__ACTIVITY__: Among the entries that follow, find the lines containing the string "Montag" and copy them.
● ● ● ● ● ● ●
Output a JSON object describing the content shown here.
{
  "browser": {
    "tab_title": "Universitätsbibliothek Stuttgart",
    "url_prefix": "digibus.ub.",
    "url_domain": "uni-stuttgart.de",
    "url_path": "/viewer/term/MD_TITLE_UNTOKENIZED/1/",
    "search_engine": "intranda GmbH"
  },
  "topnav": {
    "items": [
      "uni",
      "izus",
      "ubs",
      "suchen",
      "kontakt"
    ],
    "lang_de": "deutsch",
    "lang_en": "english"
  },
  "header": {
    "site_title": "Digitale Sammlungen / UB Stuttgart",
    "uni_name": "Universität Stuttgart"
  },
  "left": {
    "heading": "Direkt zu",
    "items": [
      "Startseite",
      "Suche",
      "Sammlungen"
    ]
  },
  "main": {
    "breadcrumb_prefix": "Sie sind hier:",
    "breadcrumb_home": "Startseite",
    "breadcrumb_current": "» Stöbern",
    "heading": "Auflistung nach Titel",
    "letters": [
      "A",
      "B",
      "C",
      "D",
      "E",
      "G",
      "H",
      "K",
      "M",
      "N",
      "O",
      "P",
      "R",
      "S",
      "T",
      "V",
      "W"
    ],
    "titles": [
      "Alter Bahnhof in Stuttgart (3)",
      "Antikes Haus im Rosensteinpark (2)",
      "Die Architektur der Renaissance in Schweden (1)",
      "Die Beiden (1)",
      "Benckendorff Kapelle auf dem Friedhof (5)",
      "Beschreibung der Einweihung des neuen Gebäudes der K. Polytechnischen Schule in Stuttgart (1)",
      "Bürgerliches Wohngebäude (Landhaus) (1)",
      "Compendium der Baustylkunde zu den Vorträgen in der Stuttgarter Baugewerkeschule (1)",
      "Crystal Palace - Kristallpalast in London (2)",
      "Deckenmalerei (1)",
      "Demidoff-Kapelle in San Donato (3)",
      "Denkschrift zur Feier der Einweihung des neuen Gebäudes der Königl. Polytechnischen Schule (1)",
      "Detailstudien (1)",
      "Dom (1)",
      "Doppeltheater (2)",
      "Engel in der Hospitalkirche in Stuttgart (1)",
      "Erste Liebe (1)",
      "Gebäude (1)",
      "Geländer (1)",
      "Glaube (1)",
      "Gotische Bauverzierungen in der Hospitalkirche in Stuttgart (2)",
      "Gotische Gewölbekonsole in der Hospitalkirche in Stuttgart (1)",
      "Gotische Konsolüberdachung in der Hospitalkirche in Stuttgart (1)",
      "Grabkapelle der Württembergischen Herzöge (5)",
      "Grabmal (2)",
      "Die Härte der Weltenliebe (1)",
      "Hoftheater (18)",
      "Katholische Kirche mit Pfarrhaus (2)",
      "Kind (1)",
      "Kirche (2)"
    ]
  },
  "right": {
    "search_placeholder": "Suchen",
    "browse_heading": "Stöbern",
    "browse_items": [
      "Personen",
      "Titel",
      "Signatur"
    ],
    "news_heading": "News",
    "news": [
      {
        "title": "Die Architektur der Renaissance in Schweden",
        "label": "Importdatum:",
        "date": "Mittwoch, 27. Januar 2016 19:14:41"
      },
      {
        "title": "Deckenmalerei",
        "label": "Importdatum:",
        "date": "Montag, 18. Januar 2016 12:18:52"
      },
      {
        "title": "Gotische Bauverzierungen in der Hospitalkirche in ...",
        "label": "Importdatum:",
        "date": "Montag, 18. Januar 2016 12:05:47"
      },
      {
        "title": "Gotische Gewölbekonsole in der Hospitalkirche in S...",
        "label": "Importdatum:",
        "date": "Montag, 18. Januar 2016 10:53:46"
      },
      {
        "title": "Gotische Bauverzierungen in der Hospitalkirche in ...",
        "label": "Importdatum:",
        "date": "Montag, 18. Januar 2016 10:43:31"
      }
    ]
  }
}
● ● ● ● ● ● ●
__REPLY__:
        "date": "Montag, 18. Januar 2016 12:18:52"
        "date": "Montag, 18. Januar 2016 12:05:47"
        "date": "Montag, 18. Januar 2016 10:53:46"
        "date": "Montag, 18. Januar 2016 10:43:31"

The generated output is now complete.